WARNING: The following post is long and very, VERY dry. Trust me on this… DO NOT read this for entertainment value!
To help me remember some of what we covered in last week’s Seamanship course I have decided to write it out. If some newbie actually learns something from this some day, so much the better. Here we go…
On every nautical chart you will find a compass rose similar to the one illustrated below. This one just happens to be on the chart for our local waters.
You will see that in the image there are actually two compass circles, an inner and an outer one. The outer circle’s star at the top, labeled 0˚, refers to True North. If you look on the inner circle you will note that 0˚on it, which refers to Magnetic North, does not match up with the outer one. This angular difference between True North and Magnetic North is referred to as Variation. This difference varies not only on where you are in the world but it also changes each year!
Why is this important? The compass on our boat shows magnetic bearings, but often courses are plotted using true bearings. Because of this difference we need to be able to go between the two figures taking this difference into account. How do we do this? Using the above image as an example, we first need to figure out what the variation would be today. Inside the two circles it says 12 1/2˚ W 1999 (2’W). What this means is that in the year 1999 Magnetic North would have been 12.5 degrees to the West of True North. But it also indicates that there is an ANNUAL INCREASE in this variation of 2′ (the ‘ symbol indicates minutes. There are 60 minutes in 1 degree). I say INCREASE because it is also to the West. If it had been East it would have been a DECREASE. So, with today being 2010, 11 years later, we need to multiply 11 x 2 to calculate the number of minutes difference.
2′ x 11 years = 22′
Because it says that this change is to the W, which is the same direction as the initially-listed variation, we will need to add this amount. This will be easier to do if the figures are both in minutes. So, 12.5˚= 750′ (12.5 x 60).
750′ W + 22 = 772′ W
Now let’s get this back to degrees.
772′ / 60 = 12.87˚ W
Rounded off we end up with a variation today of approximately 13˚ West.
Note: If all the above is confusing I apologize. Remember I am writing it out so that I understand it, not teach it. 🙂
OK, so now we know that today, on whatever chart the above compass rose is marked on, Magnetic North will be 13˚ to the West of True North, and so will every other point on that compass. I’m sure you can imagine that 13˚ is a fairly significant amount that definitely needs to be taken into consideration when plotting a course!
So now what? Here is where the post’s title CADET comes in. CADET stands for:

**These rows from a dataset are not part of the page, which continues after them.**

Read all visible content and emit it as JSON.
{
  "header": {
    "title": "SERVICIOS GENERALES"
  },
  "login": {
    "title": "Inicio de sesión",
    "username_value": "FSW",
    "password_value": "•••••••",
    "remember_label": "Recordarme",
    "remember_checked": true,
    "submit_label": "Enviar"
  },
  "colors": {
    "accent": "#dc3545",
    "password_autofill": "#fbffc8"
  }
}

Compass ADd East for True
This acronym is a reminder for the process of going back and forth between Compass (Magnetic) bearings and True bearings. As an example, let’s say that you were steering a compass course of 090 (zero nine zero, not ninety) and we have the variation of 13˚W (from our calculations above), how would we determine the True bearing? Because we are going from Compass to True we will use the bottom of the graphic (note the direction of the arrows). If the variation was East we would be adding it from our course. Because it is west we will do the opposite and subtract it. 13˚ deducted from 90˚ gives us a True bearing of 077. What if we had a True bearing and wanted to know what course to steer? We would then use the top of the graphic (arrows are pointing from True to Compass). Using an example of a 050 True course and the same 13˚W variation we would add 13 to 50, coming up with a magnetic, or Compass bearing of 063.
That’s pretty much it. There are a couple of other ways to remember this, but the above seems straight forward enough, once you get your head around it.
We have one more variable in this process yet to be discussed and that is Deviation. Deviation is defined by wikipedia as “the error induced in a compass by local magnetic fields.” This varies from boat to boat. If we know the Deviation of our boat’s compass we can calculate how it affects our bearings using the same basic formula.
See. I told you not to read all that! I can’t believe that I even took the time to write all that!!!